§ **TASK REQUIREMENTS**: Copy out every line of the data where the word "shortcut" is found.

[INPUT DATA Boundary: Start]

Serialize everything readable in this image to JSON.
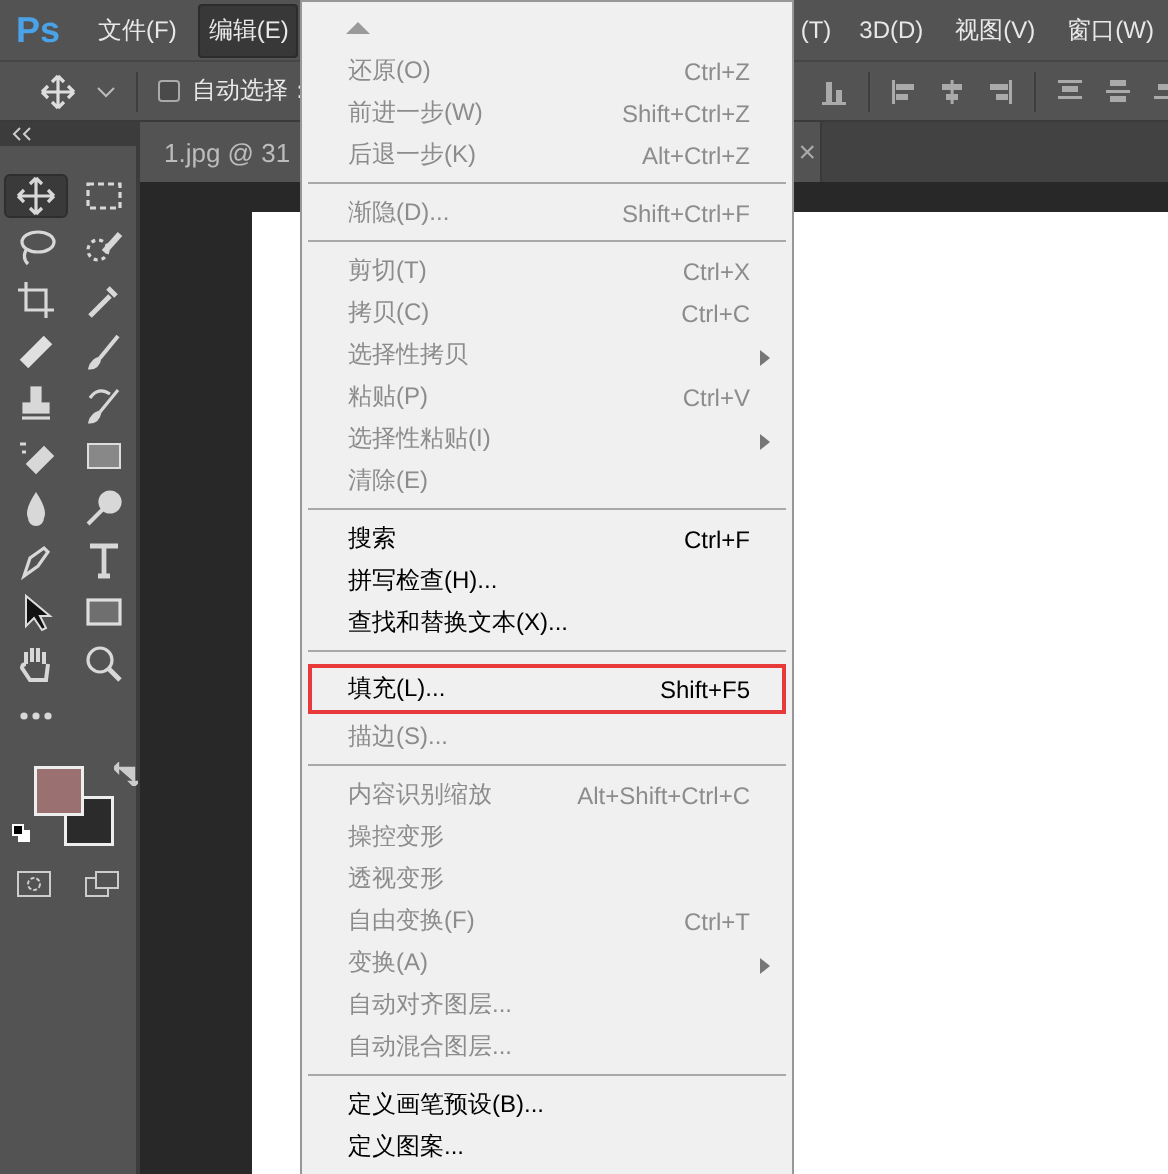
{
  "app": {
    "logo": "Ps"
  },
  "menubar": [
    {
      "label": "文件(F)",
      "selected": false
    },
    {
      "label": "编辑(E)",
      "selected": true
    }
  ],
  "menubar_right": [
    "(T)",
    "3D(D)",
    "视图(V)",
    "窗口(W)"
  ],
  "options_bar": {
    "auto_select": {
      "label": "自动选择：",
      "checked": false
    }
  },
  "document_tab": {
    "title": "1.jpg @ 31",
    "close": "×"
  },
  "tools": [
    {
      "kind": "move",
      "selected": true
    },
    {
      "kind": "marquee",
      "selected": false
    },
    {
      "kind": "lasso",
      "selected": false
    },
    {
      "kind": "quick-select",
      "selected": false
    },
    {
      "kind": "crop",
      "selected": false
    },
    {
      "kind": "eyedropper",
      "selected": false
    },
    {
      "kind": "healing",
      "selected": false
    },
    {
      "kind": "brush",
      "selected": false
    },
    {
      "kind": "stamp",
      "selected": false
    },
    {
      "kind": "history-brush",
      "selected": false
    },
    {
      "kind": "eraser",
      "selected": false
    },
    {
      "kind": "gradient",
      "selected": false
    },
    {
      "kind": "drop",
      "selected": false
    },
    {
      "kind": "dodge",
      "selected": false
    },
    {
      "kind": "pen",
      "selected": false
    },
    {
      "kind": "type",
      "selected": false
    },
    {
      "kind": "arrow",
      "selected": false
    },
    {
      "kind": "rectangle",
      "selected": false
    },
    {
      "kind": "hand",
      "selected": false
    },
    {
      "kind": "zoom",
      "selected": false
    },
    {
      "kind": "more",
      "selected": false
    }
  ],
  "swatches": [
    {
      "color": "#9b7070"
    },
    {
      "color": "#2b2b2b"
    }
  ],
  "edit_menu": [
    {
      "kind": "scroll"
    },
    {
      "kind": "item",
      "label": "还原(O)",
      "shortcut": "Ctrl+Z",
      "disabled": true,
      "submenu": false,
      "outlined": false
    },
    {
      "kind": "item",
      "label": "前进一步(W)",
      "shortcut": "Shift+Ctrl+Z",
      "disabled": true,
      "submenu": false,
      "outlined": false
    },
    {
      "kind": "item",
      "label": "后退一步(K)",
      "shortcut": "Alt+Ctrl+Z",
      "disabled": true,
      "submenu": false,
      "outlined": false
    },
    {
      "kind": "separator"
    },
    {
      "kind": "item",
      "label": "渐隐(D)...",
      "shortcut": "Shift+Ctrl+F",
      "disabled": true,
      "submenu": false,
      "outlined": false
    },
    {
      "kind": "separator"
    },
    {
      "kind": "item",
      "label": "剪切(T)",
      "shortcut": "Ctrl+X",
      "disabled": true,
      "submenu": false,
      "outlined": false
    },
    {
      "kind": "item",
      "label": "拷贝(C)",
      "shortcut": "Ctrl+C",
      "disabled": true,
      "submenu": false,
      "outlined": false
    },
    {
      "kind": "item",
      "label": "选择性拷贝",
      "disabled": true,
      "submenu": true,
      "outlined": false
    },
    {
      "kind": "item",
      "label": "粘贴(P)",
      "shortcut": "Ctrl+V",
      "disabled": true,
      "submenu": false,
      "outlined": false
    },
    {
      "kind": "item",
      "label": "选择性粘贴(I)",
      "disabled": true,
      "submenu": true,
      "outlined": false
    },
    {
      "kind": "item",
      "label": "清除(E)",
      "disabled": true,
      "submenu": false,
      "outlined": false
    },
    {
      "kind": "separator"
    },
    {
      "kind": "item",
      "label": "搜索",
      "shortcut": "Ctrl+F",
      "disabled": false,
      "submenu": false,
      "outlined": false
    },
    {
      "kind": "item",
      "label": "拼写检查(H)...",
      "disabled": false,
      "submenu": false,
      "outlined": false
    },
    {
      "kind": "item",
      "label": "查找和替换文本(X)...",
      "disabled": false,
      "submenu": false,
      "outlined": false
    },
    {
      "kind": "separator"
    },
    {
      "kind": "item",
      "label": "填充(L)...",
      "shortcut": "Shift+F5",
      "disabled": false,
      "submenu": false,
      "outlined": true
    },
    {
      "kind": "item",
      "label": "描边(S)...",
      "disabled": true,
      "submenu": false,
      "outlined": false
    },
    {
      "kind": "separator"
    },
    {
      "kind": "item",
      "label": "内容识别缩放",
      "shortcut": "Alt+Shift+Ctrl+C",
      "disabled": true,
      "submenu": false,
      "outlined": false
    },
    {
      "kind": "item",
      "label": "操控变形",
      "disabled": true,
      "submenu": false,
      "outlined": false
    },
    {
      "kind": "item",
      "label": "透视变形",
      "disabled": true,
      "submenu": false,
      "outlined": false
    },
    {
      "kind": "item",
      "label": "自由变换(F)",
      "shortcut": "Ctrl+T",
      "disabled": true,
      "submenu": false,
      "outlined": false
    },
    {
      "kind": "item",
      "label": "变换(A)",
      "disabled": true,
      "submenu": true,
      "outlined": false
    },
    {
      "kind": "item",
      "label": "自动对齐图层...",
      "disabled": true,
      "submenu": false,
      "outlined": false
    },
    {
      "kind": "item",
      "label": "自动混合图层...",
      "disabled": true,
      "submenu": false,
      "outlined": false
    },
    {
      "kind": "separator"
    },
    {
      "kind": "item",
      "label": "定义画笔预设(B)...",
      "disabled": false,
      "submenu": false,
      "outlined": false
    },
    {
      "kind": "item",
      "label": "定义图案...",
      "disabled": false,
      "submenu": false,
      "outlined": false
    }
  ]
}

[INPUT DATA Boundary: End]

§ **SOLUTION TO THE EXERCISE**:
      "shortcut": "Ctrl+Z",
      "shortcut": "Shift+Ctrl+Z",
      "shortcut": "Alt+Ctrl+Z",
      "shortcut": "Shift+Ctrl+F",
      "shortcut": "Ctrl+X",
      "shortcut": "Ctrl+C",
      "shortcut": "Ctrl+V",
      "shortcut": "Ctrl+F",
      "shortcut": "Shift+F5",
      "shortcut": "Alt+Shift+Ctrl+C",
      "shortcut": "Ctrl+T",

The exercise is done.